He concluded that the Article 10 rights of the defendant did not outweigh the Article 8 rights of the claimant, still less those of H, even where the facts were truly stated and the defendant’s opinion honestly held.
On the second incident, submissions were made on whether it came within the scope of business or professional libel as set out in Section 2 of the Defamation Act of 1952. The Judge decided that the allegation of adultery by the claimant with his manager, while married to the defendant, made to the studio audience of The Graham Norton Show, did not meet the measure of seriousness required to bring the case within the section and accordingly should not be left to the jury.
Firstly, the decision clarifies the status of the common law defence of honest comment in relation to the Human Rights Act, and the different rights which may be in play between the parties. Essentially, the situation remains the same under the Act as in the common law. For the purposes of the public interest element of the defence of fair comment, the right to a private life under Article 8 still applies to public figures. Although the defence may allow one to pass comment on the work of celebrities, it is not, it would seem, effective in relation to comments on their private lives.
While orthodox in legal terms, this seems surprising, particularly where, as here, the details of those lives are so intertwined with the celebrities’ work, and the publicity and resulting financial gain they achieve from deliberate exposure of those details in the media.

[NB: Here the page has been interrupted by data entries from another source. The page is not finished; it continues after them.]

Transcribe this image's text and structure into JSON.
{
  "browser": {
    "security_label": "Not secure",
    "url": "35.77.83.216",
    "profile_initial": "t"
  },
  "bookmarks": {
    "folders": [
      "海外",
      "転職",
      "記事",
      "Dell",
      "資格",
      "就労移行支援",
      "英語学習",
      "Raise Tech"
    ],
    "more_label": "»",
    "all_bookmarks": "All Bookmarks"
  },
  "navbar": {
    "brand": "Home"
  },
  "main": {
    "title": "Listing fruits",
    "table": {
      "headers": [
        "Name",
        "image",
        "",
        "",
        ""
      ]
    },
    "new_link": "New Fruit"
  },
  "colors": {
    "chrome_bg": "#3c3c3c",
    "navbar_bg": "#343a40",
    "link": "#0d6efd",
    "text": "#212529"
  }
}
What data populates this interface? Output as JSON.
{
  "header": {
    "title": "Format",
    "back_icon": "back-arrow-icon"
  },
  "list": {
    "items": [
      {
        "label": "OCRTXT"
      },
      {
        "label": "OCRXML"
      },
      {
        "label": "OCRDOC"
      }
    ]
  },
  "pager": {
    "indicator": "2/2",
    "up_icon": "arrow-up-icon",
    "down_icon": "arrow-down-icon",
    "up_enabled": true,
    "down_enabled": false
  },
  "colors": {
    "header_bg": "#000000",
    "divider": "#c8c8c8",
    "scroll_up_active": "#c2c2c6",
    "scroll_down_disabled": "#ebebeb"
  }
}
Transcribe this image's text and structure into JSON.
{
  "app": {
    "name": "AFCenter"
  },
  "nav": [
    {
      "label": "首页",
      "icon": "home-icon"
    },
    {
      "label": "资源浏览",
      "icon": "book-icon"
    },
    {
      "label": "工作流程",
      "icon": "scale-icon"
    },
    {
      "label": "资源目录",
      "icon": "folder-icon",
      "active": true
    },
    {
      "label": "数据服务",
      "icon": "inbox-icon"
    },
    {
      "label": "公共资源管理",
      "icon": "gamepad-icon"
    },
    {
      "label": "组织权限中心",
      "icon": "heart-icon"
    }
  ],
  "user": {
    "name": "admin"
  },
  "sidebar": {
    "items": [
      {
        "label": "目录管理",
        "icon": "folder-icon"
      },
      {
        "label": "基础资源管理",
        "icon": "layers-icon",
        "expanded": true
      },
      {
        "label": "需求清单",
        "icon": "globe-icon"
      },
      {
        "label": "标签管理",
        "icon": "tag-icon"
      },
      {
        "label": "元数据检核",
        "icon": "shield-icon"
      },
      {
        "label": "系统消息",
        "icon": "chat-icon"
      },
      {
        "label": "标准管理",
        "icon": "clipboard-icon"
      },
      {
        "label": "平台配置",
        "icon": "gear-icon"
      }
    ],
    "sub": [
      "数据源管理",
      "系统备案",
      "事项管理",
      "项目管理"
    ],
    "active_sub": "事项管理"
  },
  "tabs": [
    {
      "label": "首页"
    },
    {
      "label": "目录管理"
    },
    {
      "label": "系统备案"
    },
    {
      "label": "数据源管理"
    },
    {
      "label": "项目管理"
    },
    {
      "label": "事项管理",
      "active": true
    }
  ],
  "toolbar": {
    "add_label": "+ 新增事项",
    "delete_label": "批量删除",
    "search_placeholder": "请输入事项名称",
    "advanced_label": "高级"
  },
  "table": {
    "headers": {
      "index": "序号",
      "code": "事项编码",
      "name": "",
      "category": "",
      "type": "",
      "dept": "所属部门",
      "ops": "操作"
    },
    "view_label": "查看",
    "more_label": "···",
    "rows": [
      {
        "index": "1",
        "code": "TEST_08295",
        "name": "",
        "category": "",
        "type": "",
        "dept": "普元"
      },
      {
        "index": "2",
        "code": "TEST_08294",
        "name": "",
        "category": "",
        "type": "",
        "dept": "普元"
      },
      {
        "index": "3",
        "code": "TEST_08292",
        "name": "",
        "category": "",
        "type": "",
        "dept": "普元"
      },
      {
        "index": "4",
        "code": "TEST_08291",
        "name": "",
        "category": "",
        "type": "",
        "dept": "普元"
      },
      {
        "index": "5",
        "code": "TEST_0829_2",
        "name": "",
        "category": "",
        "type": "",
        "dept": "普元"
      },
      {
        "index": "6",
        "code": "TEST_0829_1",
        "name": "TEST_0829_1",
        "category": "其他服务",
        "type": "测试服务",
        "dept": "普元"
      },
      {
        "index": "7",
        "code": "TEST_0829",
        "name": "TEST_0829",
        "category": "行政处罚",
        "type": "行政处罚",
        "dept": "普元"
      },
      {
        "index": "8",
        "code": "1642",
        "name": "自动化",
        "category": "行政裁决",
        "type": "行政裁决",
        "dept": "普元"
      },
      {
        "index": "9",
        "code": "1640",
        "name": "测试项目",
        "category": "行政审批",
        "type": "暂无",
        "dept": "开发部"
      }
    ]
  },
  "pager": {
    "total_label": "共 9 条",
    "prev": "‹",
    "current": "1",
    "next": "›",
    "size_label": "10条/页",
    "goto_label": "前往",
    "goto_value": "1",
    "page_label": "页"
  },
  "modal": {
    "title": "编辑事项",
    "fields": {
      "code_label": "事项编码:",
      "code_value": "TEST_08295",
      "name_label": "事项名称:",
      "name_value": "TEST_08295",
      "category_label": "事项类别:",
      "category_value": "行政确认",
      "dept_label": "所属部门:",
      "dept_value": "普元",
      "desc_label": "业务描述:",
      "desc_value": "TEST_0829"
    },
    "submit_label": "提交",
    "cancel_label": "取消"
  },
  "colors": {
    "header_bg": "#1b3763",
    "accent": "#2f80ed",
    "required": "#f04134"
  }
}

While celebrities of the Price/Andre variety might be able to argue about the extent to which they seek exposure, given the involvement of agents, publicists and others in the process, others (such as a contemporary artist who explicitly featured their private life in their work) might not. Given the changing nature of celebrity and the reality-TV driven phenomenon of those who are ‘famous for being famous’, one can imagine arguments on the availability of the defence succeeding in relation to comments on celebrities’ private lives.
Secondly, a factor in the balance between rights here was the privacy rights of the couple’s children. The primacy given to these under the HRA adds a further dimension to the concept of the public interest in this type of case. The Judge here held that, even where the Claimant had waived his rights to privacy, the court may hypothetically have been bound
“to take of its own motion the point that the honest comment relied on was or was not in the public interest… in fulfilment of the court’s duty under the Human Rights Act s6(1) by which it is required to have regard to the private lives of the third parties involved, namely the children.”
However, and somewhat confusingly (the Judge acknowledges it is “a different point”), this application of the concept of the public interest seems to be one which would remove the defence, not make it available.
The defence of honest comment is one which looks set to be altered by this year’s Defamation Bill. Clause 4 of the Draft Bill renames the defence “honest opinion” but, notwithstanding the observation by Lord Phillips MR in Spiller & Anor v Joseph & Ors ( UKSC 53) that
“There may be a case for widening the scope of the defence of fair comment by removing the requirement that it must be on a matter of public interest”
the requirement is one that is to be codified in the new legislation (the words are at S4(3) of the Draft Bill). While the public interest test remains, the ability outlined here to align the potential operation of the defence with the balancing of the parties’ HRA rights will be a valuable one.
Gervase de Wilde is a former journalist at the Daily Telegraph and a student barrister.